  • EV, home solar and battery system ownership can reduce average household emissions by 83% when compared to using an internal combustion vehicle and grid power; 
  • An $8.9 billion market for EVs and home solar and battery systems could emerge by 2026 if affordability concerns and non-financial barriers are addressed. 

“Australia is a global laggard in EV adoption, and reversing this underperformance means addressing consumer misperceptions about the affordability of EVs. Key to this will be communicating the benefits of coupling an EV with a home solar-battery system – and we have a distinct advantage here, as Australia is a worldwide leader in solar-battery system installations. 

“It’s not just household budgets that stand to benefit from accelerating Australia’s adoption of  EVs. Our study estimates a market for EVs and new energy equipment worth $8.9 billion in just five years’ time. That’s an enormous opportunity for Australia’s economy – and the EV  manufacturers, vendors and installers of renewable energy technology, and energy retailers who will benefit from these sales. 

“Further, renewable energy systems deliver resource sovereignty and security, providing a  bulwark against our increasingly volatile global supply chains.  

“Finally, delivering lifetime cost benefits requires good value finance to assist customers with the higher upfront costs of EV ownership.

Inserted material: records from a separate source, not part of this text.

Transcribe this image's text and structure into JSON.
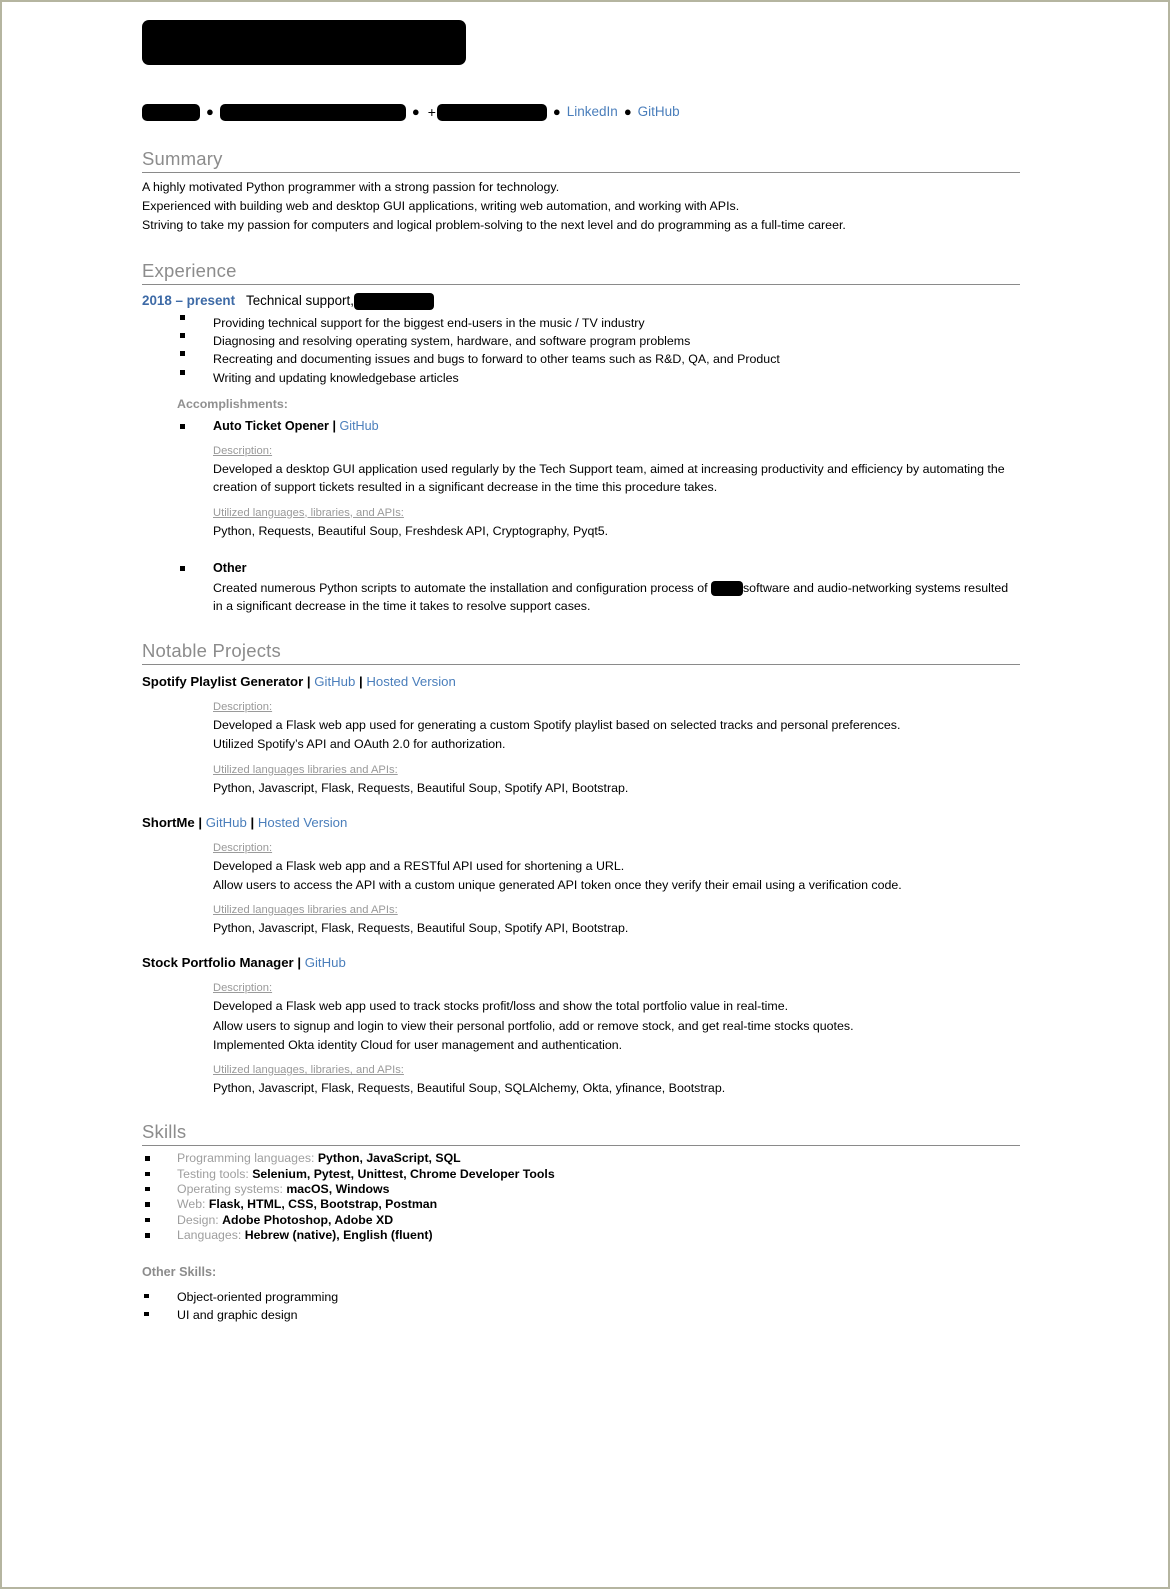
{
  "theme": {
    "link_color": "#4a7ebb",
    "heading_color": "#8c8c8c",
    "date_color": "#3d6aa6",
    "label_color": "#9a9a9a",
    "page_border": "#b5b5a0"
  },
  "header": {
    "name_redacted": true,
    "contact": {
      "location_redacted": true,
      "email_redacted": true,
      "phone_prefix": "+",
      "phone_redacted": true,
      "separator": "●",
      "links": [
        {
          "label": "LinkedIn"
        },
        {
          "label": "GitHub"
        }
      ]
    }
  },
  "sections": {
    "summary": {
      "title": "Summary",
      "lines": [
        "A highly motivated Python programmer with a strong passion for technology.",
        "Experienced with building web and desktop GUI applications, writing web automation, and working with APIs.",
        "Striving to take my passion for computers and logical problem-solving to the next level and do programming as a full-time career."
      ]
    },
    "experience": {
      "title": "Experience",
      "job": {
        "dates": "2018 – present",
        "title": "Technical support,",
        "company_redacted": true,
        "duties": [
          "Providing technical support for the biggest end-users in the music / TV industry",
          "Diagnosing and resolving operating system, hardware, and software program problems",
          "Recreating and documenting issues and bugs to forward to other teams such as R&D, QA, and Product",
          "Writing and updating knowledgebase articles"
        ],
        "accomplishments_label": "Accomplishments:",
        "accomplishments": [
          {
            "name": "Auto Ticket Opener",
            "divider": "|",
            "links": [
              {
                "label": "GitHub"
              }
            ],
            "description_label": "Description:",
            "description_lines": [
              "Developed a desktop GUI application used regularly by the Tech Support team, aimed at increasing productivity and efficiency by automating the creation of support tickets resulted in a significant decrease in the time this procedure takes."
            ],
            "tech_label": "Utilized languages, libraries, and APIs:",
            "tech_value": "Python, Requests, Beautiful Soup, Freshdesk API, Cryptography, Pyqt5."
          }
        ],
        "other": {
          "name": "Other",
          "text_before_redaction": "Created numerous Python scripts to automate the installation and configuration process of ",
          "text_after_redaction": "software and audio-networking systems resulted in a significant decrease in the time it takes to resolve support cases."
        }
      }
    },
    "projects": {
      "title": "Notable Projects",
      "items": [
        {
          "name": "Spotify Playlist Generator",
          "divider": "|",
          "links": [
            {
              "label": "GitHub"
            },
            {
              "label": "Hosted Version"
            }
          ],
          "description_label": "Description:",
          "description_lines": [
            "Developed a Flask web app used for generating a custom Spotify playlist based on selected tracks and personal preferences.",
            "Utilized Spotify’s API and OAuth 2.0 for authorization."
          ],
          "tech_label": "Utilized languages libraries and APIs:",
          "tech_value": "Python, Javascript, Flask, Requests, Beautiful Soup, Spotify API, Bootstrap."
        },
        {
          "name": "ShortMe",
          "divider": "|",
          "links": [
            {
              "label": "GitHub"
            },
            {
              "label": "Hosted Version"
            }
          ],
          "description_label": "Description:",
          "description_lines": [
            "Developed a Flask web app and a RESTful API used for shortening a URL.",
            "Allow users to access the API with a custom unique generated API token once they verify their email using a verification code."
          ],
          "tech_label": "Utilized languages libraries and APIs:",
          "tech_value": "Python, Javascript, Flask, Requests, Beautiful Soup, Spotify API, Bootstrap."
        },
        {
          "name": "Stock Portfolio Manager",
          "divider": "|",
          "links": [
            {
              "label": "GitHub"
            }
          ],
          "description_label": "Description:",
          "description_lines": [
            "Developed a Flask web app used to track stocks profit/loss and show the total portfolio value in real-time.",
            "Allow users to signup and login to view their personal portfolio, add or remove stock, and get real-time stocks quotes.",
            "Implemented Okta identity Cloud for user management and authentication."
          ],
          "tech_label": "Utilized languages, libraries, and APIs:",
          "tech_value": "Python, Javascript, Flask, Requests, Beautiful Soup, SQLAlchemy, Okta, yfinance, Bootstrap."
        }
      ]
    },
    "skills": {
      "title": "Skills",
      "items": [
        {
          "label": "Programming languages:",
          "value": "Python, JavaScript, SQL"
        },
        {
          "label": "Testing tools:",
          "value": "Selenium, Pytest, Unittest, Chrome Developer Tools"
        },
        {
          "label": "Operating systems:",
          "value": "macOS, Windows"
        },
        {
          "label": "Web:",
          "value": "Flask, HTML, CSS, Bootstrap, Postman"
        },
        {
          "label": "Design:",
          "value": "Adobe Photoshop, Adobe XD"
        },
        {
          "label": "Languages:",
          "value": "Hebrew (native), English (fluent)"
        }
      ],
      "other_label": "Other Skills:",
      "other_items": [
        "Object-oriented programming",
        "UI and graphic design"
      ]
    }
  }
}
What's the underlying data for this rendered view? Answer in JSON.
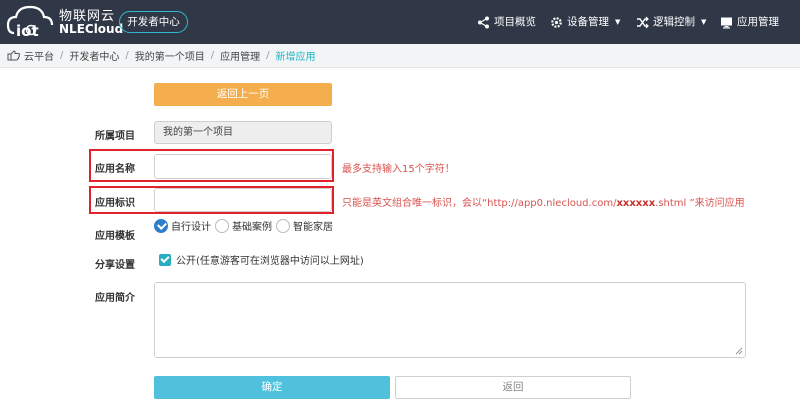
{
  "header": {
    "brand_cn": "物联网云",
    "brand_en": "NLECloud",
    "logo_text": "iot",
    "dev_center": "开发者中心",
    "nav": [
      {
        "label": "项目概览",
        "icon": "share-icon"
      },
      {
        "label": "设备管理",
        "icon": "gear-icon",
        "dropdown": true
      },
      {
        "label": "逻辑控制",
        "icon": "shuffle-icon",
        "dropdown": true
      },
      {
        "label": "应用管理",
        "icon": "monitor-icon"
      }
    ]
  },
  "breadcrumb": [
    "云平台",
    "开发者中心",
    "我的第一个项目",
    "应用管理",
    "新增应用"
  ],
  "form": {
    "back_button": "返回上一页",
    "project_label": "所属项目",
    "project_value": "我的第一个项目",
    "app_name_label": "应用名称",
    "app_name_value": "",
    "app_name_hint": "最多支持输入15个字符！",
    "app_id_label": "应用标识",
    "app_id_value": "",
    "app_id_hint_prefix": "只能是英文组合唯一标识，会以“http://app0.nlecloud.com/",
    "app_id_hint_bold": "xxxxxx",
    "app_id_hint_suffix": ".shtml ”来访问应用",
    "template_label": "应用模板",
    "templates": [
      {
        "label": "自行设计",
        "selected": true
      },
      {
        "label": "基础案例",
        "selected": false
      },
      {
        "label": "智能家居",
        "selected": false
      }
    ],
    "share_label": "分享设置",
    "share_option": "公开(任意游客可在浏览器中访问以上网址)",
    "share_checked": true,
    "intro_label": "应用简介",
    "intro_value": "",
    "confirm_button": "确定",
    "return_button": "返回"
  },
  "colors": {
    "header_bg": "#303848",
    "accent": "#20b6c4",
    "back_button": "#f4ae4e",
    "confirm_button": "#4fc1dc",
    "highlight": "#e0232a"
  }
}
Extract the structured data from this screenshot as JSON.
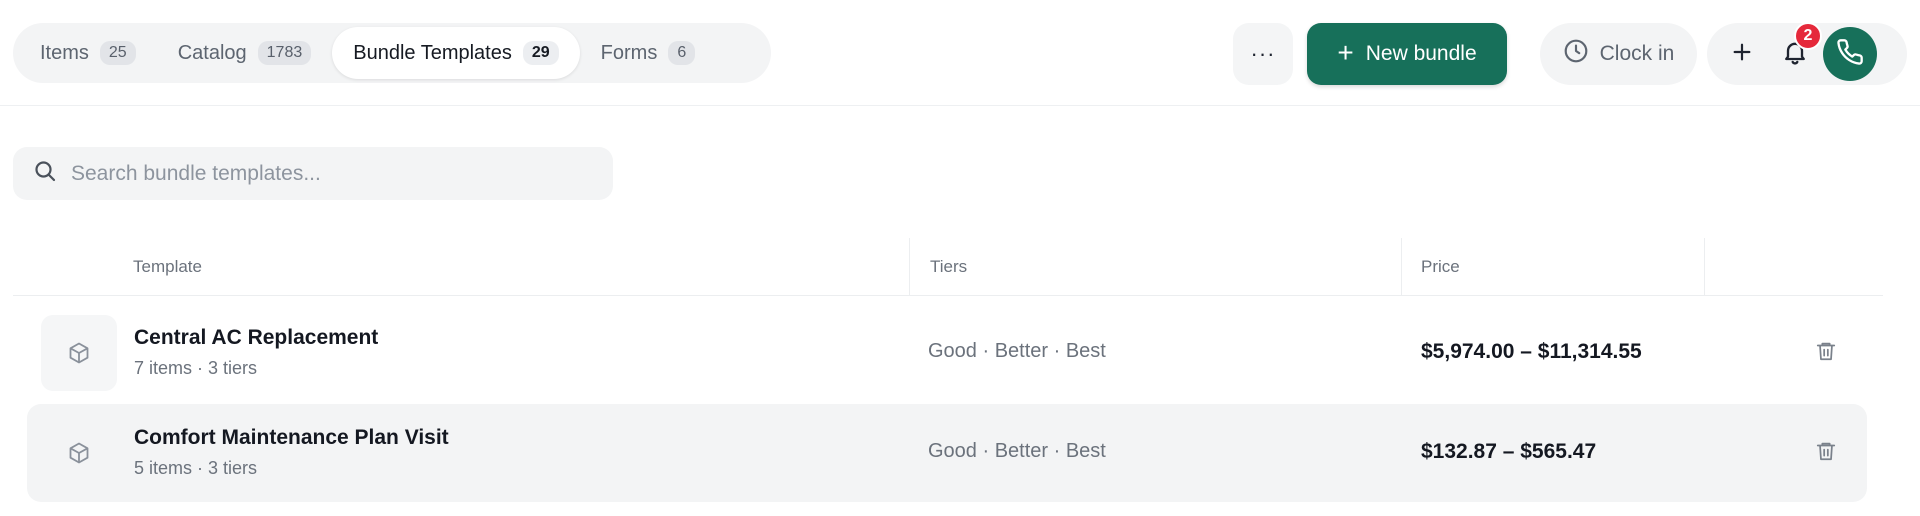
{
  "tabs": [
    {
      "label": "Items",
      "count": "25"
    },
    {
      "label": "Catalog",
      "count": "1783"
    },
    {
      "label": "Bundle Templates",
      "count": "29"
    },
    {
      "label": "Forms",
      "count": "6"
    }
  ],
  "toolbar": {
    "more_label": "···",
    "new_bundle_label": "New bundle",
    "clock_in_label": "Clock in",
    "notification_count": "2"
  },
  "search": {
    "placeholder": "Search bundle templates..."
  },
  "table": {
    "headers": {
      "template": "Template",
      "tiers": "Tiers",
      "price": "Price"
    },
    "rows": [
      {
        "title": "Central AC Replacement",
        "subtitle": "7 items · 3 tiers",
        "tiers": "Good · Better · Best",
        "price": "$5,974.00 – $11,314.55"
      },
      {
        "title": "Comfort Maintenance Plan Visit",
        "subtitle": "5 items · 3 tiers",
        "tiers": "Good · Better · Best",
        "price": "$132.87 – $565.47"
      }
    ]
  },
  "colors": {
    "brand": "#17705a",
    "badge": "#e5293b"
  },
  "icons": [
    "more-icon",
    "plus-icon",
    "clock-icon",
    "bell-icon",
    "phone-icon",
    "search-icon",
    "package-icon",
    "trash-icon"
  ]
}
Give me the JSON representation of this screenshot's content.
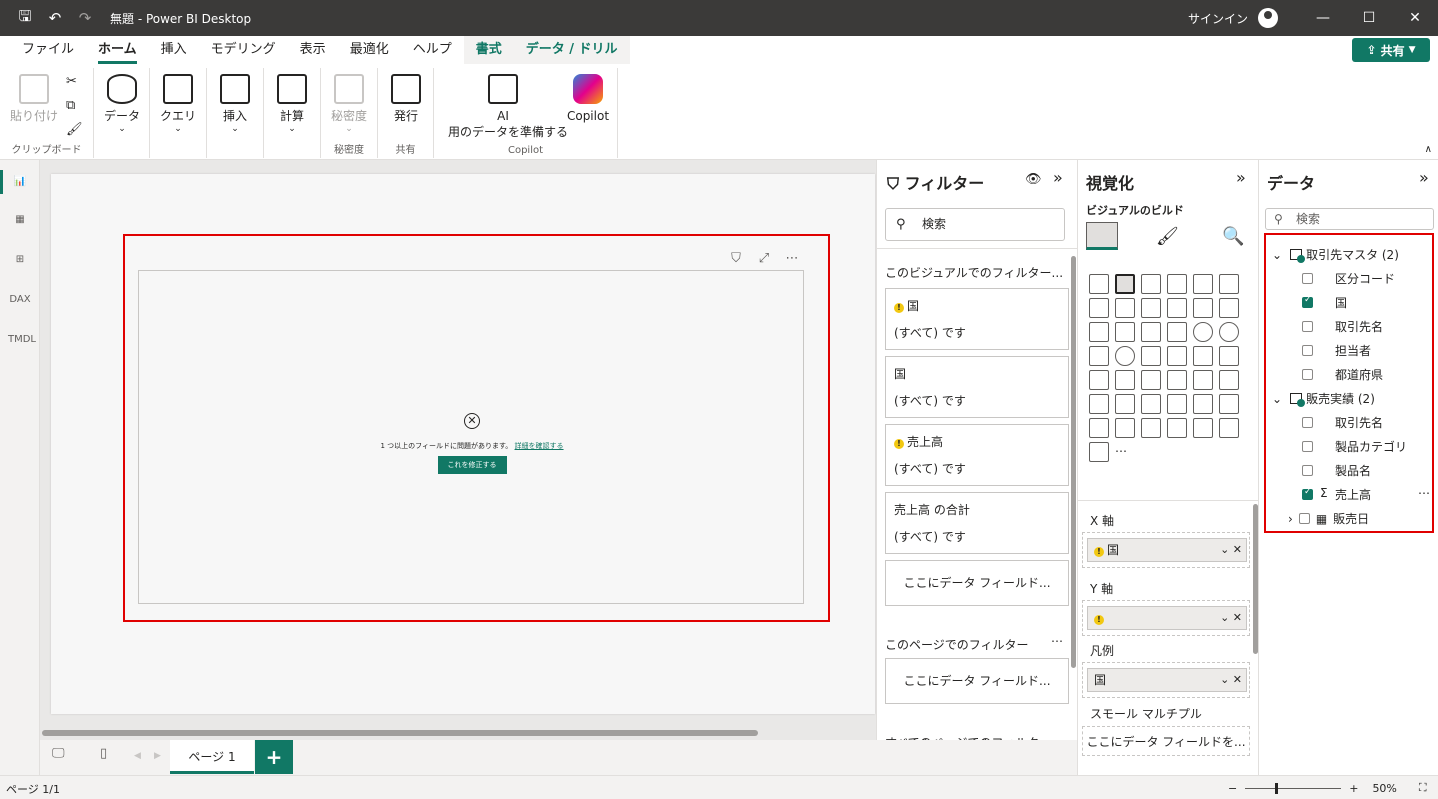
{
  "titlebar": {
    "title": "無題 - Power BI Desktop",
    "signin": "サインイン"
  },
  "menu": {
    "file": "ファイル",
    "home": "ホーム",
    "insert": "挿入",
    "modeling": "モデリング",
    "view": "表示",
    "optimize": "最適化",
    "help": "ヘルプ",
    "format": "書式",
    "data_drill": "データ / ドリル",
    "share": "共有"
  },
  "ribbon": {
    "paste": "貼り付け",
    "clipboard": "クリップボード",
    "data": "データ",
    "query": "クエリ",
    "insert": "挿入",
    "calc": "計算",
    "sensitivity": "秘密度",
    "sensitivity_group": "秘密度",
    "publish": "発行",
    "share_group": "共有",
    "ai": "AI",
    "ai_sub": "用のデータを準備する",
    "copilot": "Copilot",
    "copilot_group": "Copilot"
  },
  "visual": {
    "error": "1 つ以上のフィールドに問題があります。",
    "details": "詳細を確認する",
    "fix": "これを修正する"
  },
  "tabs": {
    "page1": "ページ 1",
    "add": "+"
  },
  "status": {
    "page": "ページ 1/1",
    "zoom": "50%"
  },
  "filters": {
    "title": "フィルター",
    "search": "検索",
    "section_visual": "このビジュアルでのフィルター...",
    "cards": [
      {
        "name": "国",
        "value": "(すべて) です",
        "warn": true
      },
      {
        "name": "国",
        "value": "(すべて) です",
        "warn": false
      },
      {
        "name": "売上高",
        "value": "(すべて) です",
        "warn": true
      },
      {
        "name": "売上高 の合計",
        "value": "(すべて) です",
        "warn": false
      }
    ],
    "drop": "ここにデータ フィールド...",
    "section_page": "このページでのフィルター",
    "drop2": "ここにデータ フィールド...",
    "section_all": "すべてのページでのフィルター"
  },
  "viz": {
    "title": "視覚化",
    "build": "ビジュアルのビルド",
    "xaxis": "X 軸",
    "xfield": "国",
    "yaxis": "Y 軸",
    "legend": "凡例",
    "legend_field": "国",
    "small": "スモール マルチプル",
    "small_drop": "ここにデータ フィールドを..."
  },
  "data": {
    "title": "データ",
    "search": "検索",
    "tables": [
      {
        "name": "取引先マスタ (2)",
        "fields": [
          {
            "name": "区分コード",
            "checked": false
          },
          {
            "name": "国",
            "checked": true
          },
          {
            "name": "取引先名",
            "checked": false
          },
          {
            "name": "担当者",
            "checked": false
          },
          {
            "name": "都道府県",
            "checked": false
          }
        ]
      },
      {
        "name": "販売実績 (2)",
        "fields": [
          {
            "name": "取引先名",
            "checked": false
          },
          {
            "name": "製品カテゴリ",
            "checked": false
          },
          {
            "name": "製品名",
            "checked": false
          },
          {
            "name": "売上高",
            "checked": true
          },
          {
            "name": "販売日",
            "checked": false
          }
        ]
      }
    ]
  }
}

The EV finance solution Plenti launched late last year will speed up the inevitable transformation in Australia’s automotive and renewable energy sector by unlocking access to alternate energy solutions. The benefits will not only be for households and the economy, but clearly for the environment too. 

“We will continue delivering innovations that make access to renewable energy solutions easier and more affordable than ever,” said Mr Foggo. 

In addition to the suite of EV finance products it launched in late 2021, Plenti now also offers bundled energy finance where householders can pay for their home renewable energy system and usage costs on the same payment plan. Other customer solutions are scheduled to follow during 2022. 

Shaun Chau, Accenture Managing Director, ANZ Sustainability Services Lead, said: “The report finds that It makes financial  sense to own an EV, and that households can increase their long-term savings by adding a  home solar and battery system to an EV purchase.” 

“With petrol and diesel prices soaring across Australia, EVs offer an increasingly competitive value proposition when compared to combustion engine vehicles. This is largely driven by the lower fuel costs of EVs. 

“Pent-up demand for EVs is high in Australia. However, the biggest barrier to EV adoption is upfront affordability. Australians are paying premium prices for EVs. This is due to a lack of subsidies, supply and range of available models when compared to countries with high EV uptake. 

"The outlook for Australia's future EV and home solar and battery system sales depends on the level of policy support available – as well as on the availability of sustainable finance. With  stronger policy support, Australia could follow in the footsteps of Europe, China and California  to grow its EV market by 6.5 times in the next 5 years to a combined $8.9 billion market for EVs  and home solar and battery systems." 

Commenting on the purpose of the study, Daniel Foggo said: “We commissioned this study to better understand – and demonstrate – the tangible benefits in making this automotive and energy transition that is already underway elsewhere in the world. It’s inevitably coming our way  and Plenti is positioned to help Australian consumers, businesses and the environment benefit  immediately and into the future.”

 1 $8.9B includes EVs and home solar and battery systems that are purchased with EVs. Home solar and batteries that are not coupled with an EV are excluded.